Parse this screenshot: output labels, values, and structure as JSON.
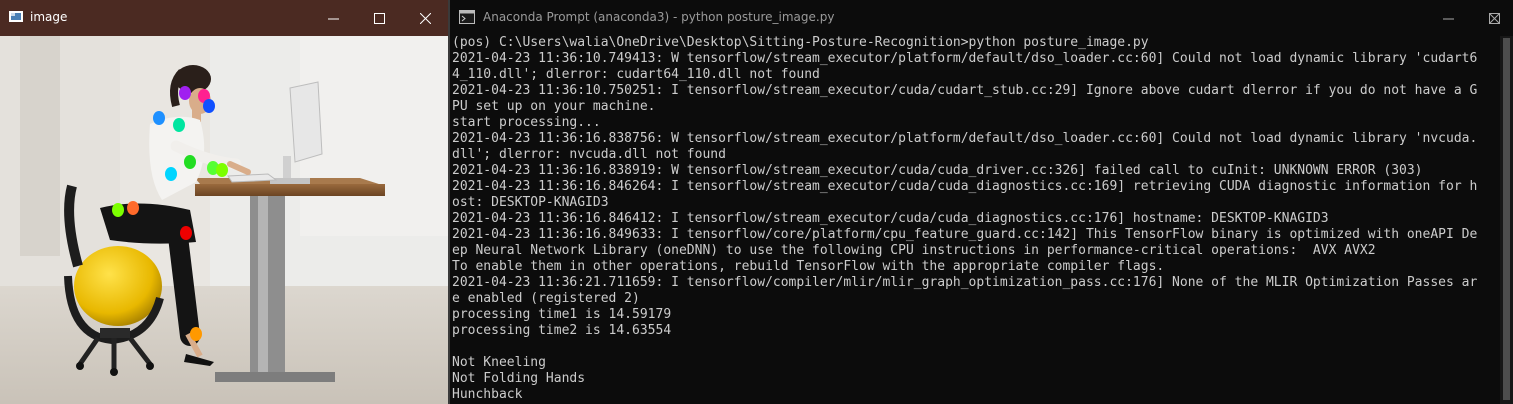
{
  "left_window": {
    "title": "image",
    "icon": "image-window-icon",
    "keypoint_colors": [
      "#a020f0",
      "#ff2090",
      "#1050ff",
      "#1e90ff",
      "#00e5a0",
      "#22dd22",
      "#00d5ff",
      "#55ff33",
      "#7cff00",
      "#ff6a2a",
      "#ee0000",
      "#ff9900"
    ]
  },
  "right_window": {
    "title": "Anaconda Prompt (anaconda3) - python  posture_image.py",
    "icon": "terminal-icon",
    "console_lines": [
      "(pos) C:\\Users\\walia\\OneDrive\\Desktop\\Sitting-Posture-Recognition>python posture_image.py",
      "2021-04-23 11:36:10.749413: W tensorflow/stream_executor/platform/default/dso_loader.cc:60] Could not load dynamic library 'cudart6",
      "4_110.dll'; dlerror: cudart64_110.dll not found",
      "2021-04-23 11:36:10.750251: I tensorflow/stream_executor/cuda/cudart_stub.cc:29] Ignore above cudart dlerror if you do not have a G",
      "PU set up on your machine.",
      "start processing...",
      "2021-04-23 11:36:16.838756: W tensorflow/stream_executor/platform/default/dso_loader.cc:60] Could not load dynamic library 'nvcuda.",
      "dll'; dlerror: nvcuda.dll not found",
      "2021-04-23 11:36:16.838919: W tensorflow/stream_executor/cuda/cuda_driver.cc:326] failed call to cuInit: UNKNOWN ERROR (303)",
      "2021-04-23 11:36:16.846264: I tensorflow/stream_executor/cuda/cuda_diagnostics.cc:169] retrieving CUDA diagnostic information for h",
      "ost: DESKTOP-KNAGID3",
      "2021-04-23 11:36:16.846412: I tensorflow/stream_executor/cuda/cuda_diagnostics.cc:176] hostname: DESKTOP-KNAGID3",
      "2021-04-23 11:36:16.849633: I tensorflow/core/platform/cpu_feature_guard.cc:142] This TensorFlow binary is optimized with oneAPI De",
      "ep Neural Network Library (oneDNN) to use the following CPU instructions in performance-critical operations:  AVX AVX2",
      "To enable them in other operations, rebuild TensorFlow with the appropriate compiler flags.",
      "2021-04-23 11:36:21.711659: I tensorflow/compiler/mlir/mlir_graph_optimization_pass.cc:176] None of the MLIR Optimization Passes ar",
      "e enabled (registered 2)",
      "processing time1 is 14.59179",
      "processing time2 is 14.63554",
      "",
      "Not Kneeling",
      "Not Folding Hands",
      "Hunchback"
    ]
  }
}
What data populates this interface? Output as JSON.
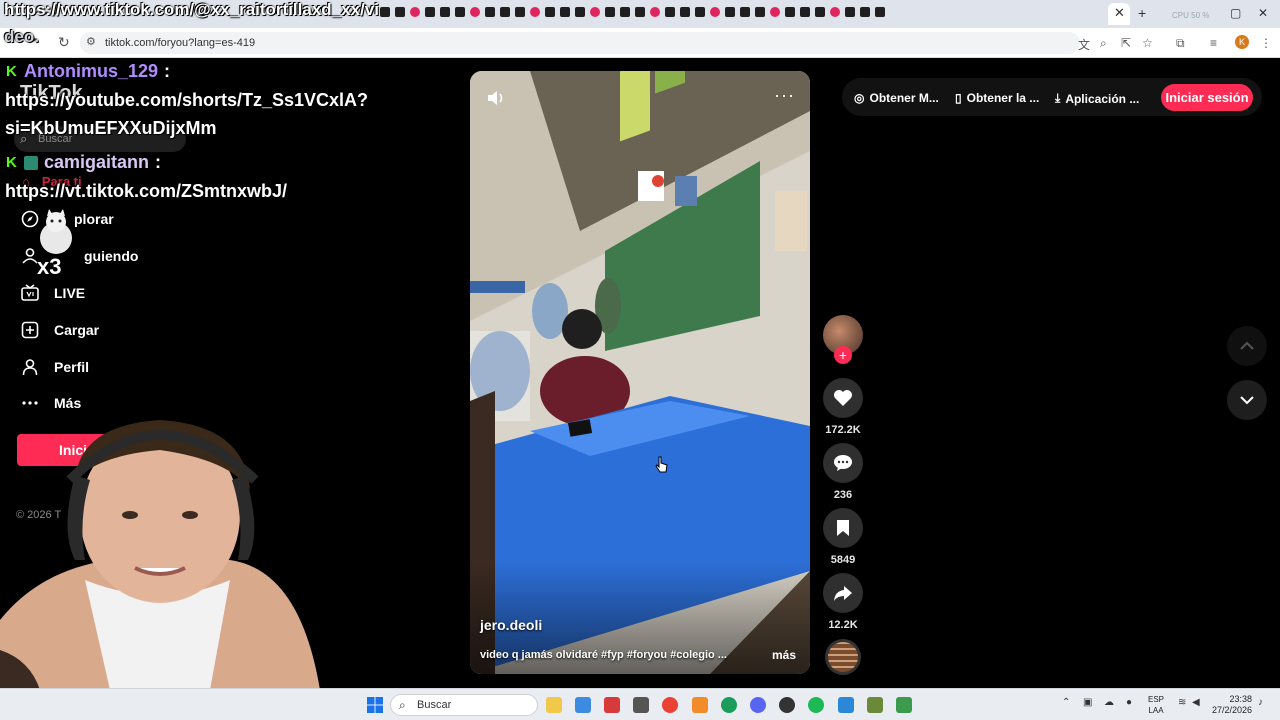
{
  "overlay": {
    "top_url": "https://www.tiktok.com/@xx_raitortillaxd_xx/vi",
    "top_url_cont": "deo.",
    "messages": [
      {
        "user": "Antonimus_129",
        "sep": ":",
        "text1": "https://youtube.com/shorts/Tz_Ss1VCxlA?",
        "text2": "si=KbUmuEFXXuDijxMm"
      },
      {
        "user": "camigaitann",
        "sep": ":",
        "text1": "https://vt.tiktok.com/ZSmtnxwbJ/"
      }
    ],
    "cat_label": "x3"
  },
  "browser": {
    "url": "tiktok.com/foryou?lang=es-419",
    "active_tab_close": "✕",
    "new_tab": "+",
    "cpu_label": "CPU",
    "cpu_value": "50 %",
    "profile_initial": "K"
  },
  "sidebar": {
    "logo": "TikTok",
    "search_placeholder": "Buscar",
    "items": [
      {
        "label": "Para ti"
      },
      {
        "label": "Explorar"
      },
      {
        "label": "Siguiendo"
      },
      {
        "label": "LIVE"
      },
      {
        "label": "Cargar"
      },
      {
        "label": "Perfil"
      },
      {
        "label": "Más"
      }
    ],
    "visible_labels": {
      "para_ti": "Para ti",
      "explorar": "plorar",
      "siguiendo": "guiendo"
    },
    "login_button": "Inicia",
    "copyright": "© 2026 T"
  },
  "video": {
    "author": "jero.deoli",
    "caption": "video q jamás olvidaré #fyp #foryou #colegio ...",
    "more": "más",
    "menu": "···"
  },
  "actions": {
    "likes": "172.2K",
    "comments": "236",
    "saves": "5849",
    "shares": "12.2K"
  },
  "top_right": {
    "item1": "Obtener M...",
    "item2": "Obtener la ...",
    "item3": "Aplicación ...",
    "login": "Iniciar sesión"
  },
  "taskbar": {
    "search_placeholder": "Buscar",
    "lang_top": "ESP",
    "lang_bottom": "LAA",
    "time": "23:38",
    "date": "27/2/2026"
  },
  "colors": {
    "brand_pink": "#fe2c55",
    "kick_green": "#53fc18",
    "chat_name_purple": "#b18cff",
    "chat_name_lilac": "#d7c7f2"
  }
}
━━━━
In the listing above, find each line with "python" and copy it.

- SOLUTION TO THIS TASK -
    "title": "Anaconda Prompt (anaconda3) - python  posture_image.py",
      "(pos) C:\\Users\\walia\\OneDrive\\Desktop\\Sitting-Posture-Recognition>python posture_image.py",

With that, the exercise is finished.